Complete Vision Loss

In the final stage of CPRA, dogs will have complete vision loss. They will rely solely on their other senses to navigate and interact with their surroundings. It’s important for dog owners to give their dogs a safe and familiar environment in this stage, as they will be highly dependent on their senses other than vision.

Treating Canine Progressive Retinal Atrophy

Treating Canine Progressive Retinal Atrophy CPRA involves a combination of management strategies aimed at slowing down the disease’s progression and improving the dog’s quality of life. While there is currently no cure for CPRA, several treatment options can help manage their condition.

One of the primary goals in treating CPRA is to provide environmental adaptations that accommodate the dog’s visual impairment. This can include removing obstacles and hazards from the dog’s environment, using visual cues such as brightly colored toys or markers to help guide the dog, and giving them a consistent routine to help them navigate their surroundings.

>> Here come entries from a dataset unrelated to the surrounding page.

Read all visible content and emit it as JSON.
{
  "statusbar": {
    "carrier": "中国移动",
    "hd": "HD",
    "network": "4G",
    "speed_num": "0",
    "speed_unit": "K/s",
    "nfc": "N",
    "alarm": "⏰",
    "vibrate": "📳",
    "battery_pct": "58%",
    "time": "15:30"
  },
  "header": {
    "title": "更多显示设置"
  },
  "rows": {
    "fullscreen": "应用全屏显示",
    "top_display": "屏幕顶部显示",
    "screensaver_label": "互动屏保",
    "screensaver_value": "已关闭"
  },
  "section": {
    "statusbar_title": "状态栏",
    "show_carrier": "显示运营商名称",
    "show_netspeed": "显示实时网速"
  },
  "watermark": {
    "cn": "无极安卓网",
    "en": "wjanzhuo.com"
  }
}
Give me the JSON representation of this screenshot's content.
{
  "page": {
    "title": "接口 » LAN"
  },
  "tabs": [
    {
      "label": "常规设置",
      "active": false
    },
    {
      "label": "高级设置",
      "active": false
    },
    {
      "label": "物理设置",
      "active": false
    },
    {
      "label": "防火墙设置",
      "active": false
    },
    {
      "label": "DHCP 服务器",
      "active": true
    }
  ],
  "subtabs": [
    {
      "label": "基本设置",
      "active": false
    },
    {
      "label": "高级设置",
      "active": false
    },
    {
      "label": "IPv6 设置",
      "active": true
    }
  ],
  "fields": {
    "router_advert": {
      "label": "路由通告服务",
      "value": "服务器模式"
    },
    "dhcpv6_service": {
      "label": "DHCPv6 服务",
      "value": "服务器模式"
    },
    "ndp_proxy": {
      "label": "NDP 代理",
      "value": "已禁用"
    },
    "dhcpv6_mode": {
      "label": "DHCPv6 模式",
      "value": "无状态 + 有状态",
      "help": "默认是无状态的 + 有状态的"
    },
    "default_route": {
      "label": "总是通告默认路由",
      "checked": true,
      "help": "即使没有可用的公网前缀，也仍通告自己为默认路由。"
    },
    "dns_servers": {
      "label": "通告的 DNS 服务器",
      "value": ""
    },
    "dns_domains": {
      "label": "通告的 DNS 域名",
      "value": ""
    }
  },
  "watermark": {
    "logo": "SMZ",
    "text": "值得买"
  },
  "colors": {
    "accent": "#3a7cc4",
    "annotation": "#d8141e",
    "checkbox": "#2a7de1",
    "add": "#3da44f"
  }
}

In some cases, medications could be prescribed to help manage symptoms or slow down the progression of CPRA. These medications can include antioxidants or anti-inflammatory drugs that can help protect the retina and reduce inflammation. It’s important to work closely with a veterinarian to determine the most appropriate medications and dosages for each individual dog.

Another treatment option for Canine Progressive Retinal Atrophy is surgery, specifically cataract removal. Cataracts can significantly impair a dog’s vision, and removing them can improve their quality of life. Not all dogs with CPRA are suitable candidates for cataract surgery, and the decision to pursue surgery should be made in consultation with a veterinary ophthalmologist.

In addition to these treatments, supportive care is crucial for dogs with CPRA. This includes giving them regular eye exams to monitor the progression of their disease and address any complications that could arise. It’s also important to maintain a healthy diet and lifestyle for the dog, because overall health can impact the progression of CPRA and the dog’s ability to cope with their visual impairment.

Preventing Canine Progressive Retinal Atrophy

Unfortunately, there are currently no known ways to prevent Canine Progressive Retinal Atrophy CPRA. The condition is thought to have a genetic component, and it will be beneficial for dog owners to not breed dogs with a history of CPRA in order to reduce the risk of passing on the disease to future generations.

Regular eye exams and screenings can help detect CPRA early on and allow for early intervention. Dog owners should also be mindful of their dog’s overall health, because certain factors such as obesity or poor nutrition can impact the progression of CPRA.

While there is currently no cure for CPRA, advancements in veterinary medicine and ongoing research may lead to potential treatments or preventive measures in the future. In the meantime, it’s important for dog owners to educate themselves about the signs and symptoms of CPRA and work closely with their veterinarian to manage the condition and improve their dog’s quality of life.